Entries follow. Return each line that contains the word "title".

App and web page records
═══

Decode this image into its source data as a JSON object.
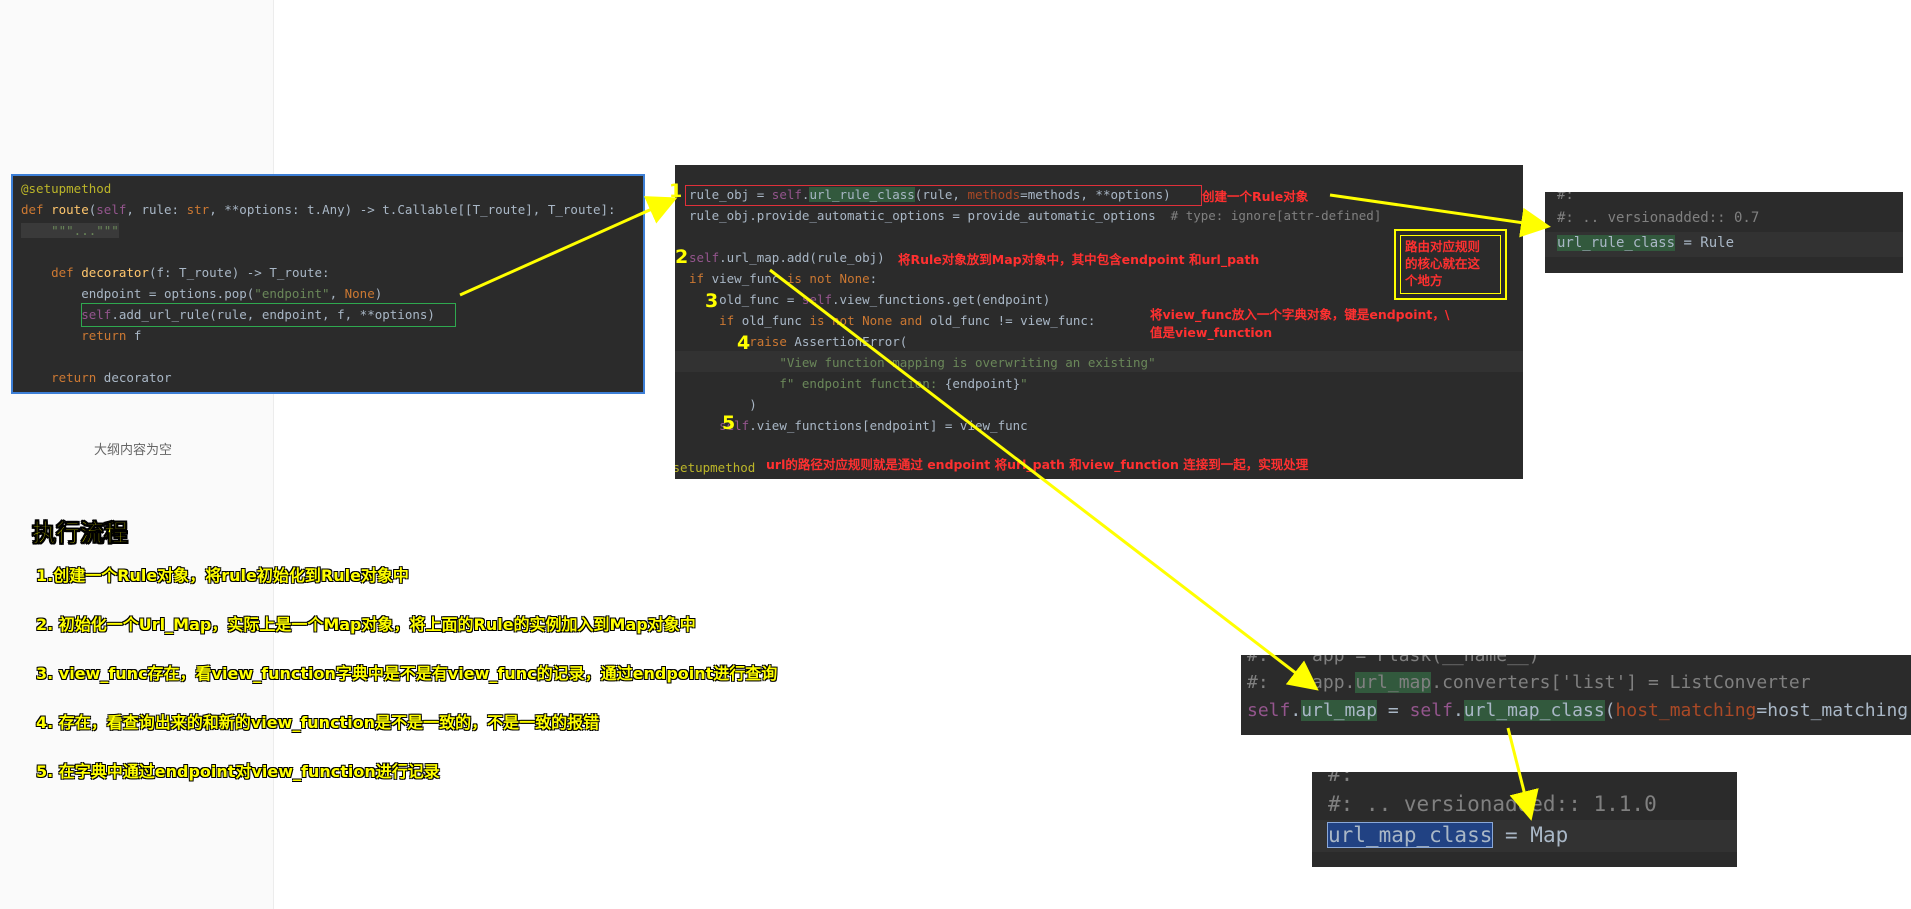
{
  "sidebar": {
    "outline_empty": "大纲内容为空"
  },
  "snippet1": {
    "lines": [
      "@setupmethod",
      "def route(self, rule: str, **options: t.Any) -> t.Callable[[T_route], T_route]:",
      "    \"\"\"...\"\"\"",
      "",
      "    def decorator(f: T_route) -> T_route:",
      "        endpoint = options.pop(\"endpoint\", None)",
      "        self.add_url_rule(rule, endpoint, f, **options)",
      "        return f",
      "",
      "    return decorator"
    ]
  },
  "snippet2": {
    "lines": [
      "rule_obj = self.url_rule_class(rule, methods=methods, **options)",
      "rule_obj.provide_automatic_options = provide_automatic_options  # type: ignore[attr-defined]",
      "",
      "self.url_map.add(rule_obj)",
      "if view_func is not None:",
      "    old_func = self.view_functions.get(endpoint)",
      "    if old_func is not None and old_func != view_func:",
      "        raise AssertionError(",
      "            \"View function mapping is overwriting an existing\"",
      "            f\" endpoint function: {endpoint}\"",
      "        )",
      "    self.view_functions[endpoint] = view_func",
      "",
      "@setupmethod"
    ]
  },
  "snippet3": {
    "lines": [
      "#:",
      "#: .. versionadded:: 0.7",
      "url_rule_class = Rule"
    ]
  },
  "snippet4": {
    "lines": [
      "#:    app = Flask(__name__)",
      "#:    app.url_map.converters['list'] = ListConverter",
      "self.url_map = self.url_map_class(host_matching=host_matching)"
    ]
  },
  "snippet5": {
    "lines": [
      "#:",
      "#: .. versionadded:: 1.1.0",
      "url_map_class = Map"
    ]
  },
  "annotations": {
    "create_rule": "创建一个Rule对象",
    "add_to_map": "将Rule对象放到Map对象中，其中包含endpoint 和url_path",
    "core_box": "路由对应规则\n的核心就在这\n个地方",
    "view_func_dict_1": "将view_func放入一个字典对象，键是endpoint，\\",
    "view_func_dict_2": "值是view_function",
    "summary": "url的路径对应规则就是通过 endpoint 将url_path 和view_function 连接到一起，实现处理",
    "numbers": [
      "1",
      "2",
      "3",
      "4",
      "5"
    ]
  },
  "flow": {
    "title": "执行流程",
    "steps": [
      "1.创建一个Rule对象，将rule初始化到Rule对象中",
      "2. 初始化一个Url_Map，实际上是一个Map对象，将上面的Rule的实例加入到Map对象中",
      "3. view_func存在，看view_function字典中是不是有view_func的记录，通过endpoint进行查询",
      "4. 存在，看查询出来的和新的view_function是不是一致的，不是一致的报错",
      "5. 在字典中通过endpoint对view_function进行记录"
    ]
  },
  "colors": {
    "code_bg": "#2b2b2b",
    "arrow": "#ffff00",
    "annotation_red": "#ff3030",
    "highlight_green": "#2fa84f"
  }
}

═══

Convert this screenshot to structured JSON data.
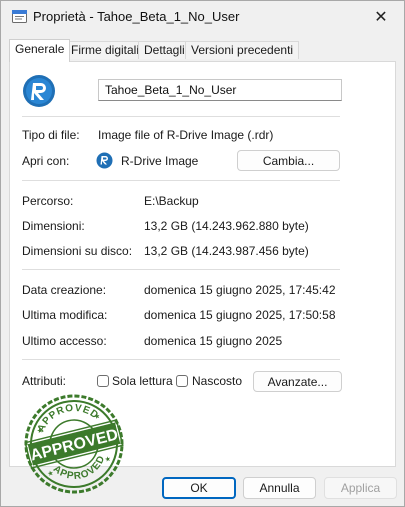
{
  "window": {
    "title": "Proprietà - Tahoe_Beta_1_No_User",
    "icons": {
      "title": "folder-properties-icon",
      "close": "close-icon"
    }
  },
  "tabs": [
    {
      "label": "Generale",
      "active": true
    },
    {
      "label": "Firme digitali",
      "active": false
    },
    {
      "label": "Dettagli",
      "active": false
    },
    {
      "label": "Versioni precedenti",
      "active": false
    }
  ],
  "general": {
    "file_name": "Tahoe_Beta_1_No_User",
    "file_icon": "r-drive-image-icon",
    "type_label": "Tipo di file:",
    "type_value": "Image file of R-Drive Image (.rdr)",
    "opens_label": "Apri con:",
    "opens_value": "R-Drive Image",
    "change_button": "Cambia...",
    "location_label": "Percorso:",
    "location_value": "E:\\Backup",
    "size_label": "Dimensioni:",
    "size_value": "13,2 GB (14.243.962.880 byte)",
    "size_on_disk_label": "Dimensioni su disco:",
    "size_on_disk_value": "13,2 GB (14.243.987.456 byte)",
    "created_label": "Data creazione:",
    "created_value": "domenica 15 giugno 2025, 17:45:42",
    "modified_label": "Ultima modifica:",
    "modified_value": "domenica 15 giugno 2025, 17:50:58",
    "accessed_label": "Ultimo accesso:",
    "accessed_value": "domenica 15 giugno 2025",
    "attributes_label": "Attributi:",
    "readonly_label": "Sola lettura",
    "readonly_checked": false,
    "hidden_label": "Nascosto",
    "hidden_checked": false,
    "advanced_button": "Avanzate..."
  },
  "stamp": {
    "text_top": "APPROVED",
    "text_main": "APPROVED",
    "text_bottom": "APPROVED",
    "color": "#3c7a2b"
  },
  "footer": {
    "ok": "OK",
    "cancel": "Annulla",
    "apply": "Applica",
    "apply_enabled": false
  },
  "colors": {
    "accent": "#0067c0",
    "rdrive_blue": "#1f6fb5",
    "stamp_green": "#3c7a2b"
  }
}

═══

REPLY:
    "title": "执行流程",
    "title": "Proprietà - Tahoe_Beta_1_No_User",
      "title": "folder-properties-icon",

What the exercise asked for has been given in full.